[Brief]
In the data below, find every line with the word "payment" and copy it out.

[Opening Source data section]

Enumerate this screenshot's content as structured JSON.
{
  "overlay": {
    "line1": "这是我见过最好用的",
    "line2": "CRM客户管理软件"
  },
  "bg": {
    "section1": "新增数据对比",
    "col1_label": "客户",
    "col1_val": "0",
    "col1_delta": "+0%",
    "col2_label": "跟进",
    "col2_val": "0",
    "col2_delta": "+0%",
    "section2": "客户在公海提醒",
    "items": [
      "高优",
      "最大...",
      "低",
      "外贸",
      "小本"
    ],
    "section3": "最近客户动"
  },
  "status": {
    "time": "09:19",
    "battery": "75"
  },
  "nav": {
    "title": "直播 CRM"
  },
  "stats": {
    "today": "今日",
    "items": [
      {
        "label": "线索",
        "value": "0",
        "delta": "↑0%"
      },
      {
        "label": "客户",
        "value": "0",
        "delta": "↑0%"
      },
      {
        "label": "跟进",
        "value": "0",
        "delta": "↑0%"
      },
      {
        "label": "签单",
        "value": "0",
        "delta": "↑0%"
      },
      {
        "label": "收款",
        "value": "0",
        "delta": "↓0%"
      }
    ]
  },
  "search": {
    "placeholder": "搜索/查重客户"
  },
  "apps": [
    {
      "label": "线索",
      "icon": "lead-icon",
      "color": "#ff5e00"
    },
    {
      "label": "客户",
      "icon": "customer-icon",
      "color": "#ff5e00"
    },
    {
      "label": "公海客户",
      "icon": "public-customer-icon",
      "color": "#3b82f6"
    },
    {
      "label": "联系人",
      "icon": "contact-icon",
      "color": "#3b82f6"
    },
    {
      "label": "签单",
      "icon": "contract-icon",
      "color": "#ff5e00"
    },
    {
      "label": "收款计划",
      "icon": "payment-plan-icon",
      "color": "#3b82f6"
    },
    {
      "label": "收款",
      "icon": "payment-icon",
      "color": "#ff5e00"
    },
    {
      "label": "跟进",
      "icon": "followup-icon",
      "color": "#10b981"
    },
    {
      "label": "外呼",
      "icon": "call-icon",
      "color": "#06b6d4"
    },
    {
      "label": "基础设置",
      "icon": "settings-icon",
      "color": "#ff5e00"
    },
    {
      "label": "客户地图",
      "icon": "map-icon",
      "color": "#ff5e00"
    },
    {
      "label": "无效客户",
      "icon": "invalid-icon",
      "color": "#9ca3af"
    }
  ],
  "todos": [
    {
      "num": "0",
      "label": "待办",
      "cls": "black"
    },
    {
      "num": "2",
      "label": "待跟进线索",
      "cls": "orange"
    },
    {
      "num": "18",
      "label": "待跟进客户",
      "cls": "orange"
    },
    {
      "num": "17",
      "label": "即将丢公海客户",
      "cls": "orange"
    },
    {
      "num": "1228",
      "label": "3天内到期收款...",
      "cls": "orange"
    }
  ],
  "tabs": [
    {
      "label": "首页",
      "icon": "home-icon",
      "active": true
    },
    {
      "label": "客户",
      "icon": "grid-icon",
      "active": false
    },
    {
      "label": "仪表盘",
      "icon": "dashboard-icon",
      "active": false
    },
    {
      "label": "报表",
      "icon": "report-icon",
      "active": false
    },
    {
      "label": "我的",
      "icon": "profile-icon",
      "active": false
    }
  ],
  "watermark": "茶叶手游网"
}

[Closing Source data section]

[Task response]
      "icon": "payment-plan-icon",
      "icon": "payment-icon",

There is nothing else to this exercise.